WORK REQUEST: With nothing left out, give the data back exactly.

LISTED ENTRIES:
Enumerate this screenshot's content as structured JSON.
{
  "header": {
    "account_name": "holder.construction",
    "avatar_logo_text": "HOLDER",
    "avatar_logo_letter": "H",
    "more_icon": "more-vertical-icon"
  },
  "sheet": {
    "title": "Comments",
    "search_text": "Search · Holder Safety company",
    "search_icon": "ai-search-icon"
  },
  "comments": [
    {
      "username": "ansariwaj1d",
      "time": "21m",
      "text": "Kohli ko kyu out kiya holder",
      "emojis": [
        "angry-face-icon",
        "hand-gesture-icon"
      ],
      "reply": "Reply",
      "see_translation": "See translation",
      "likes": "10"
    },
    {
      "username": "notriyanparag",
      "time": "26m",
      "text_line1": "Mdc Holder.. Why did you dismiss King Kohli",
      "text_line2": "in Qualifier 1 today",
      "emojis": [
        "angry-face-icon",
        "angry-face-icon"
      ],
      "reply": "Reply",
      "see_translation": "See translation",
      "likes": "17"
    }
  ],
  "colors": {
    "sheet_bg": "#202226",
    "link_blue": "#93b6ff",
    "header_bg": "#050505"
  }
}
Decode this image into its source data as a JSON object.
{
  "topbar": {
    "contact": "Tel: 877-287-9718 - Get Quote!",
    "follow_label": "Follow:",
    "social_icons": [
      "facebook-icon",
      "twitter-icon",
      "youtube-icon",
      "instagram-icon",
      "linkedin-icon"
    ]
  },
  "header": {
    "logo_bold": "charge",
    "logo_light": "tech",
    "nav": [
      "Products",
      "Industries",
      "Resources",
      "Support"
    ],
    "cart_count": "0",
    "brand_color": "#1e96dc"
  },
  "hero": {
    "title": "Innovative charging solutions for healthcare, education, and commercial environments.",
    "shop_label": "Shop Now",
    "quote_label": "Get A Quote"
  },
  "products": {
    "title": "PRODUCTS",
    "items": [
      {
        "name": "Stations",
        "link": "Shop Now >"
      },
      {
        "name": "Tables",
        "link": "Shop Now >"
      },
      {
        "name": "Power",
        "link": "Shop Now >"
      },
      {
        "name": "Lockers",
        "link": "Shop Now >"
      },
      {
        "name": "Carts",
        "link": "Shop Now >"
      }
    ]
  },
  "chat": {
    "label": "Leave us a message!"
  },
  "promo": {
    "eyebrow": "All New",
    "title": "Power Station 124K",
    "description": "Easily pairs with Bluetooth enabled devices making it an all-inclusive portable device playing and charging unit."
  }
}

EXERCISE RESPONSE:
Enumerate this screenshot's content as structured JSON.
{
  "header": {
    "account_name": "holder.construction",
    "avatar_logo_text": "HOLDER",
    "avatar_logo_letter": "H",
    "more_icon": "more-vertical-icon"
  },
  "sheet": {
    "title": "Comments",
    "search_text": "Search · Holder Safety company",
    "search_icon": "ai-search-icon"
  },
  "comments": [
    {
      "username": "ansariwaj1d",
      "time": "21m",
      "text": "Kohli ko kyu out kiya holder",
      "emojis": [
        "angry-face-icon",
        "hand-gesture-icon"
      ],
      "reply": "Reply",
      "see_translation": "See translation",
      "likes": "10"
    },
    {
      "username": "notriyanparag",
      "time": "26m",
      "text_line1": "Mdc Holder.. Why did you dismiss King Kohli",
      "text_line2": "in Qualifier 1 today",
      "emojis": [
        "angry-face-icon",
        "angry-face-icon"
      ],
      "reply": "Reply",
      "see_translation": "See translation",
      "likes": "17"
    }
  ],
  "colors": {
    "sheet_bg": "#202226",
    "link_blue": "#93b6ff",
    "header_bg": "#050505"
  }
}
Decode this image into its source data as a JSON object.
{
  "topbar": {
    "contact": "Tel: 877-287-9718 - Get Quote!",
    "follow_label": "Follow:",
    "social_icons": [
      "facebook-icon",
      "twitter-icon",
      "youtube-icon",
      "instagram-icon",
      "linkedin-icon"
    ]
  },
  "header": {
    "logo_bold": "charge",
    "logo_light": "tech",
    "nav": [
      "Products",
      "Industries",
      "Resources",
      "Support"
    ],
    "cart_count": "0",
    "brand_color": "#1e96dc"
  },
  "hero": {
    "title": "Innovative charging solutions for healthcare, education, and commercial environments.",
    "shop_label": "Shop Now",
    "quote_label": "Get A Quote"
  },
  "products": {
    "title": "PRODUCTS",
    "items": [
      {
        "name": "Stations",
        "link": "Shop Now >"
      },
      {
        "name": "Tables",
        "link": "Shop Now >"
      },
      {
        "name": "Power",
        "link": "Shop Now >"
      },
      {
        "name": "Lockers",
        "link": "Shop Now >"
      },
      {
        "name": "Carts",
        "link": "Shop Now >"
      }
    ]
  },
  "chat": {
    "label": "Leave us a message!"
  },
  "promo": {
    "eyebrow": "All New",
    "title": "Power Station 124K",
    "description": "Easily pairs with Bluetooth enabled devices making it an all-inclusive portable device playing and charging unit."
  }
}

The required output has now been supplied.